Temporomandibular joint and muscle disorders (TMJDs), commonly called TMJ, are a collection of poorly understood conditions characterized by pain in the jaw and surrounding tissues and limitations in jaw movements. TMJ is a disorder that arises when the jaw is improperly aligned, and it can cause many different painful symptoms. TMJ is the commonly used acronym for temporomandibular joint disorder. Treatment for TMJ depends on the severity and extent of the individual's condition. Treatment with drugs that prevent chronic tension-type headache is often effective, particularly the tricyclic antidepressants.
Between 5 and 15 percent of people in the United States experience pain associated with TMJ disorders, according to the National Institute of Dental and Craniofacial Research, part of the National Institutes of Health. Some patients have experienced worsening conditions due to guards- If your TMJ is caused by having a bad bite then your specialist may require dental therapy or restoration. TMJ treatment may range from conservative dental and medical care to complex surgery. Symptoms may relate to your bite and how they can successfully be treated by a health care professional that has special education in managing these disorders. Symptoms of TMJ disorder The most common symptom of TMJ disorder is pain, with intense discomfort not just in the face and jaw joint, but also the neck and shoulders.
Many medical and dental insurance plans do not pay for treatment of jaw joint and muscle disorders, or only pay for some procedures. TMJ is a disorder that arises when the jaw is improperly aligned, and it can cause many different painful symptoms. TMJ disorders can bring headaches, facial paint enderness in the jaw clicking and grinding noises in the jaw difficulty in opening the mouth as if the jaw were locked and even or uncomfortable bite trouble chewing certain food saching in or near the ear.
Depending on the severity of the TMJ, there are many effective treatments that range from specific muscle relaxing exercises to costly surgery.

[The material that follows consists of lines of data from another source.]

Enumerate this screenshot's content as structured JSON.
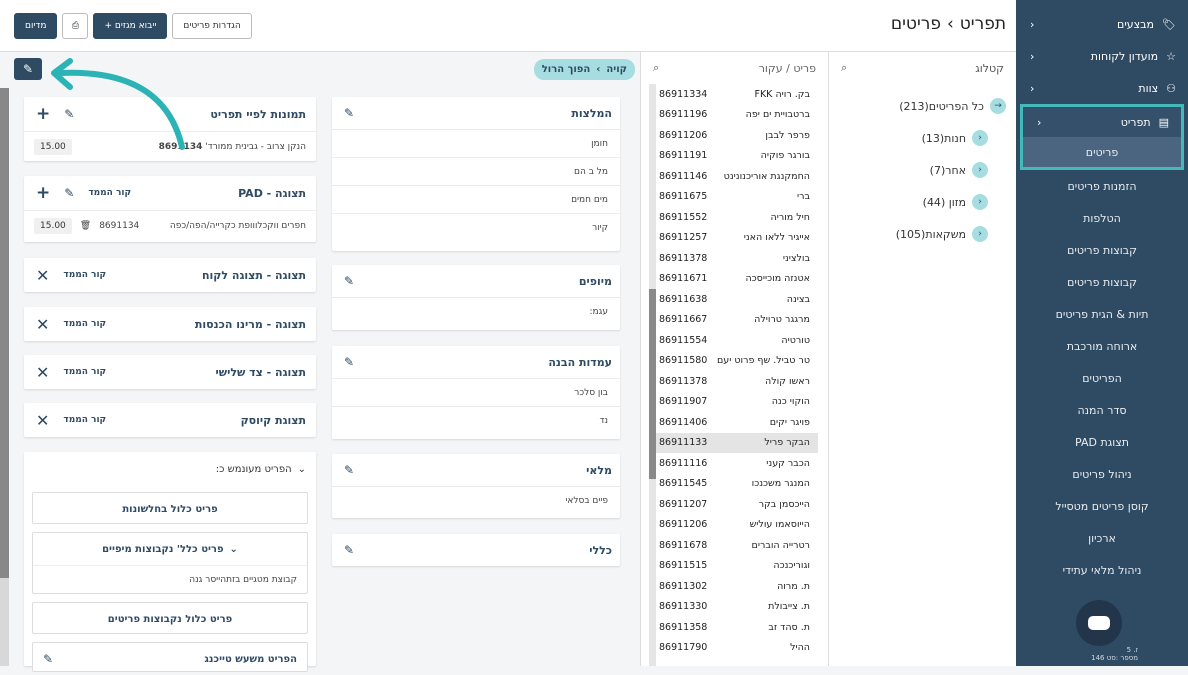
{
  "header": {
    "title_part1": "תפריט",
    "title_part2": "פריטים",
    "btn_settings": "הגדרות פריטים",
    "btn_import": "+ ייבוא מגזים",
    "btn_sync": "מדיום"
  },
  "sidebar": {
    "items": [
      {
        "label": "מבצעים",
        "icon": "tag-icon"
      },
      {
        "label": "מועדון לקוחות",
        "icon": "star-icon"
      },
      {
        "label": "צוות",
        "icon": "team-icon"
      }
    ],
    "active": {
      "label": "תפריט",
      "icon": "menu-icon",
      "sub": "פריטים"
    },
    "subitems": [
      "הזמנות פריטים",
      "הטלפות",
      "קבוצות פריטים",
      "קבוצות פריטים",
      "תיות & הגית פריטים",
      "ארוחה מורכבת",
      "הפריטים",
      "סדר המנה",
      "תצוגת PAD",
      "ניהול פריטים",
      "קוסן פריטים מטסייל",
      "ארכיון",
      "ניהול מלאי עתידי"
    ],
    "footer_line1": "ז. 5",
    "footer_line2": "מספר :סט 146"
  },
  "catalog": {
    "title": "קטלוג",
    "tree": [
      {
        "label": "כל הפריטים(213)",
        "level": 0
      },
      {
        "label": "חנות(13)",
        "level": 1
      },
      {
        "label": "אחר(7)",
        "level": 1
      },
      {
        "label": "מזון (44)",
        "level": 1
      },
      {
        "label": "משקאות(105)",
        "level": 1
      }
    ]
  },
  "items": {
    "search_placeholder": "פריט / עקור",
    "rows": [
      {
        "name": "בק. רויה FKK",
        "code": "86911334"
      },
      {
        "name": "ברטבויית ים יפה",
        "code": "86911196"
      },
      {
        "name": "פרפר לבבן",
        "code": "86911206"
      },
      {
        "name": "בורגר פוקיה",
        "code": "86911191"
      },
      {
        "name": "החמקנגת אוריכנונינט",
        "code": "86911146"
      },
      {
        "name": "ברי",
        "code": "86911675"
      },
      {
        "name": "חיל מוריה",
        "code": "86911552"
      },
      {
        "name": "אייגיר ללאו האני",
        "code": "86911257"
      },
      {
        "name": "בולציני",
        "code": "86911378"
      },
      {
        "name": "אטנזה מוכייסכה",
        "code": "86911671"
      },
      {
        "name": "בצינה",
        "code": "86911638"
      },
      {
        "name": "מרגגר טרוילה",
        "code": "86911667"
      },
      {
        "name": "טורטיה",
        "code": "86911554"
      },
      {
        "name": "טר טביל. שף פרוט יעם",
        "code": "86911580"
      },
      {
        "name": "ראשו קולה",
        "code": "86911378"
      },
      {
        "name": "הוקוי כנה",
        "code": "86911907"
      },
      {
        "name": "פויגר יקים",
        "code": "86911406"
      },
      {
        "name": "הבקר פריל",
        "code": "86911133",
        "selected": true
      },
      {
        "name": "הכבר קעני",
        "code": "86911116"
      },
      {
        "name": "המנגר משכנכו",
        "code": "86911545"
      },
      {
        "name": "הייכסמן בקר",
        "code": "86911207"
      },
      {
        "name": "הייוסאמו עוליש",
        "code": "86911206"
      },
      {
        "name": "רטרייה הוברים",
        "code": "86911678"
      },
      {
        "name": "וגוריכנכה",
        "code": "86911515"
      },
      {
        "name": "ת. מרוה",
        "code": "86911302"
      },
      {
        "name": "ת. צייבולת",
        "code": "86911330"
      },
      {
        "name": "ת. סהד זב",
        "code": "86911358"
      },
      {
        "name": "ההיל",
        "code": "86911790"
      }
    ]
  },
  "breadcrumb": {
    "part1": "קויה",
    "part2": "הפוך הרול"
  },
  "details": {
    "photo": {
      "title": "תמונות לפיי תפריט",
      "desc": "הנקן צרוב - גבינית ממורד'",
      "code": "8691134",
      "qty": "15.00"
    },
    "pad": {
      "title": "תצוגה - PAD",
      "link": "קור הממד",
      "desc": "חפרים ווקכלווופת כקרייה/הפה/כפה",
      "code": "8691134",
      "qty": "15.00"
    },
    "views": [
      {
        "title": "תצוגה - תצוגה לקוח",
        "link": "קור הממד"
      },
      {
        "title": "תצוגה - מרינו הכנסות",
        "link": "קור הממד"
      },
      {
        "title": "תצוגה - צד שלישי",
        "link": "קור הממד"
      },
      {
        "title": "תצוגת קיוסק",
        "link": "קור הממד"
      }
    ],
    "linked_title": "הפריט מעונמש כ:",
    "linked_cards": [
      {
        "title": "פריט כלול בחלשונות"
      },
      {
        "title": "פריט כלל' נקבוצות מיפיים",
        "sub": "קבוצת מטגיים בזתהייסר גנה"
      },
      {
        "title": "פריט כלול נקבוצות פריטים"
      },
      {
        "title": "הפריט משעש טייכנג"
      }
    ]
  },
  "groups": [
    {
      "title": "המלצות",
      "rows": [
        "חומן",
        "מל ב הם",
        "מים חמים",
        "קיור"
      ]
    },
    {
      "title": "מיופים",
      "rows": [
        "עגמ:"
      ]
    },
    {
      "title": "עמדות הבנה",
      "rows": [
        "בון סלכר",
        "נד"
      ]
    },
    {
      "title": "מלאי",
      "rows": [
        "פיים בסלאי"
      ]
    },
    {
      "title": "כללי",
      "rows": []
    }
  ]
}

People tried The TMJ no more program and the TMJ help program, but they recommend the TMJ Help program. The program first explains your TMJ problem and then gives you a simple, step-by-step program that is aimed specifically at your causes for TMJ.

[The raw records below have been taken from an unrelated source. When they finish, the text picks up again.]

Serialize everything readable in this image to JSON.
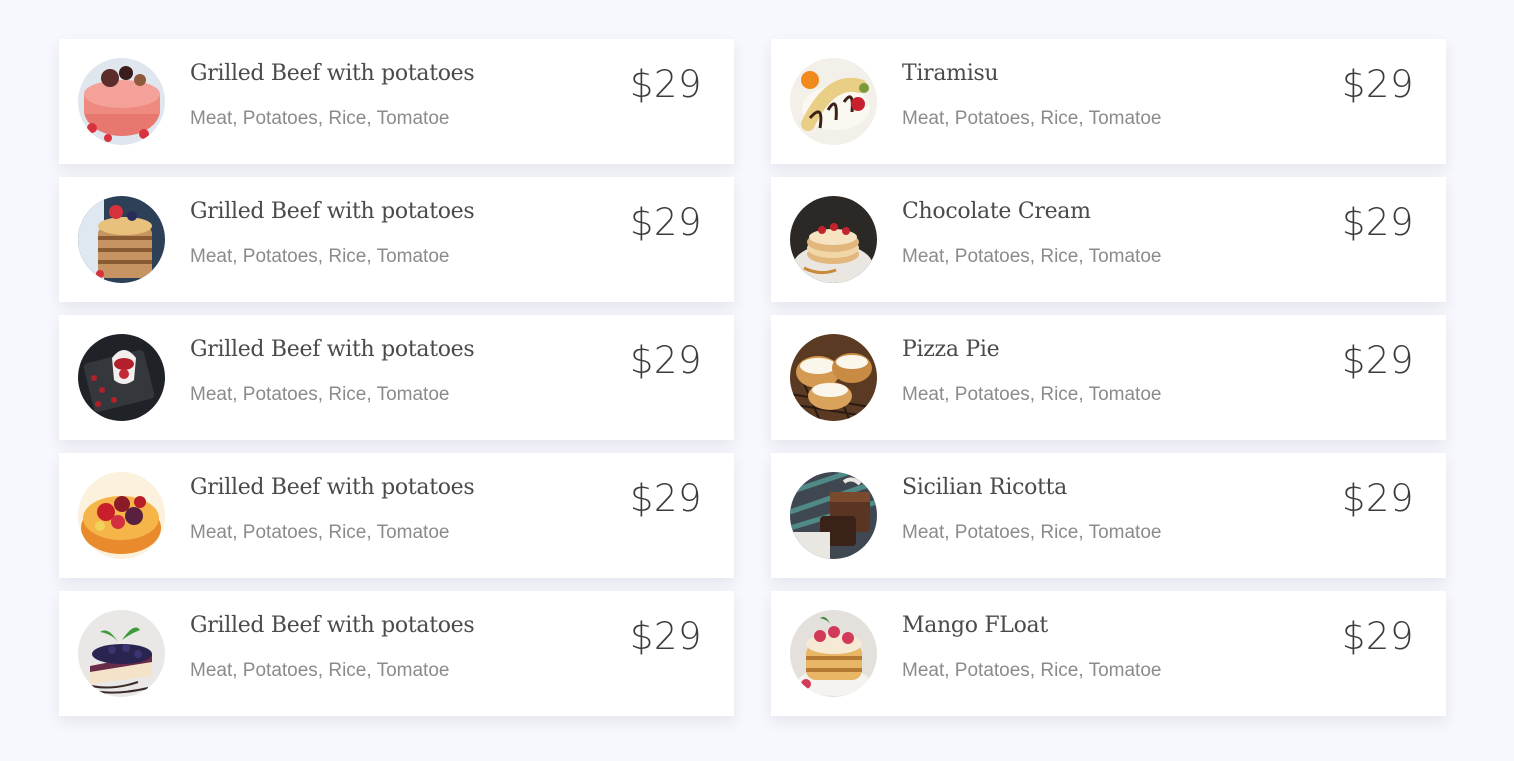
{
  "menu": {
    "items": [
      {
        "name": "Grilled Beef with potatoes",
        "desc": "Meat, Potatoes, Rice, Tomatoe",
        "price": "$29",
        "photo": "strawberry-cake-photo"
      },
      {
        "name": "Tiramisu",
        "desc": "Meat, Potatoes, Rice, Tomatoe",
        "price": "$29",
        "photo": "banana-dessert-photo"
      },
      {
        "name": "Grilled Beef with potatoes",
        "desc": "Meat, Potatoes, Rice, Tomatoe",
        "price": "$29",
        "photo": "pancake-stack-photo"
      },
      {
        "name": "Chocolate Cream",
        "desc": "Meat, Potatoes, Rice, Tomatoe",
        "price": "$29",
        "photo": "crepe-stack-photo"
      },
      {
        "name": "Grilled Beef with potatoes",
        "desc": "Meat, Potatoes, Rice, Tomatoe",
        "price": "$29",
        "photo": "berry-parfait-photo"
      },
      {
        "name": "Pizza Pie",
        "desc": "Meat, Potatoes, Rice, Tomatoe",
        "price": "$29",
        "photo": "cream-puffs-photo"
      },
      {
        "name": "Grilled Beef with potatoes",
        "desc": "Meat, Potatoes, Rice, Tomatoe",
        "price": "$29",
        "photo": "fruit-tart-photo"
      },
      {
        "name": "Sicilian Ricotta",
        "desc": "Meat, Potatoes, Rice, Tomatoe",
        "price": "$29",
        "photo": "chocolate-brownie-photo"
      },
      {
        "name": "Grilled Beef with potatoes",
        "desc": "Meat, Potatoes, Rice, Tomatoe",
        "price": "$29",
        "photo": "blueberry-cheesecake-photo"
      },
      {
        "name": "Mango FLoat",
        "desc": "Meat, Potatoes, Rice, Tomatoe",
        "price": "$29",
        "photo": "raspberry-pancakes-photo"
      }
    ]
  }
}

Surgery to cure temporomandibular joint pain may be performed as the last resort, provided that you have tried all the alternative treatment options. The treatments that ended up helping TMJ the most involved improving overall posture and body alignment and loosening up my tight muscles.